**Exercise requirements:**
If a line holds the word "МегаФон", copy it from the entries.

**Recorded information:**
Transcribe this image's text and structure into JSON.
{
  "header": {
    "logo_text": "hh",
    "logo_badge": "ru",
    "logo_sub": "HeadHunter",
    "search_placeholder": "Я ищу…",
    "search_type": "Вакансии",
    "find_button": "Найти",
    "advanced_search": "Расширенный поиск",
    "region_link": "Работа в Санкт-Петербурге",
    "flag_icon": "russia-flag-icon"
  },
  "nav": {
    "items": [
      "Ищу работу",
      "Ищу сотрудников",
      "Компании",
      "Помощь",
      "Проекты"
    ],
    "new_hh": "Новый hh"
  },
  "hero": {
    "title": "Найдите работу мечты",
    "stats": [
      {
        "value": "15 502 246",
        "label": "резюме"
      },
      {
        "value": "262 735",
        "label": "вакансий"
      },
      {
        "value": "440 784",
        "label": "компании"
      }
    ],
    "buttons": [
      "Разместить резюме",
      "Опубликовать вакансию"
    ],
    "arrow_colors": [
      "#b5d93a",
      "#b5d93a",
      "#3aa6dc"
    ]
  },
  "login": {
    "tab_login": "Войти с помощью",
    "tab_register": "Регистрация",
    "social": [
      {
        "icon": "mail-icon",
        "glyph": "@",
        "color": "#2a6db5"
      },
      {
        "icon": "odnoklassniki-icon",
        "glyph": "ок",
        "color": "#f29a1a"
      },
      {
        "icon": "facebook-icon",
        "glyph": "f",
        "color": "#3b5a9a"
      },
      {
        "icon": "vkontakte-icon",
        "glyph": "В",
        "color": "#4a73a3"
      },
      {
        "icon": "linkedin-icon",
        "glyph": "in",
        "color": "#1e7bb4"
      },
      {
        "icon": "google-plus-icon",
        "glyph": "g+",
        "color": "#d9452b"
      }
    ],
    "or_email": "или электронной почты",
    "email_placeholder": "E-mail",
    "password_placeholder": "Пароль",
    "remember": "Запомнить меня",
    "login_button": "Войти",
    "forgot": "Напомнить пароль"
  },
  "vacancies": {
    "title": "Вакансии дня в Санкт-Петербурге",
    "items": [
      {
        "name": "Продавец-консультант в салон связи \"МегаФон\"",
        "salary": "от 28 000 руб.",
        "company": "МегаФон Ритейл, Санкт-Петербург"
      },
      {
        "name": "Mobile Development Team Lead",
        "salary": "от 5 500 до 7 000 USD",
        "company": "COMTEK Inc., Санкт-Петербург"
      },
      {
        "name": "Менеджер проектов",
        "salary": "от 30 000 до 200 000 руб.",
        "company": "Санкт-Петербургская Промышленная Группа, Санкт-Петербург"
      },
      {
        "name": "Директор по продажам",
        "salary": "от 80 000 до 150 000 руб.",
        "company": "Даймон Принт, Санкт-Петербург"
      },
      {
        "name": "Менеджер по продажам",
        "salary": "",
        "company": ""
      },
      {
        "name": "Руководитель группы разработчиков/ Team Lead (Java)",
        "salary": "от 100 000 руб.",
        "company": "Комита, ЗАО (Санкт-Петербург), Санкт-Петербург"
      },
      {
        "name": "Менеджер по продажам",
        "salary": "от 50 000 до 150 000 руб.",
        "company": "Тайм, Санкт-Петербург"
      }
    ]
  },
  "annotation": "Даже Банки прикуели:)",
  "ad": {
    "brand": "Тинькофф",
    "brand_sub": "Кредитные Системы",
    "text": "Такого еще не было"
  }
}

**Solution to this exercise:**
        "name": "Продавец-консультант в салон связи \"МегаФон\"",
        "company": "МегаФон Ритейл, Санкт-Петербург"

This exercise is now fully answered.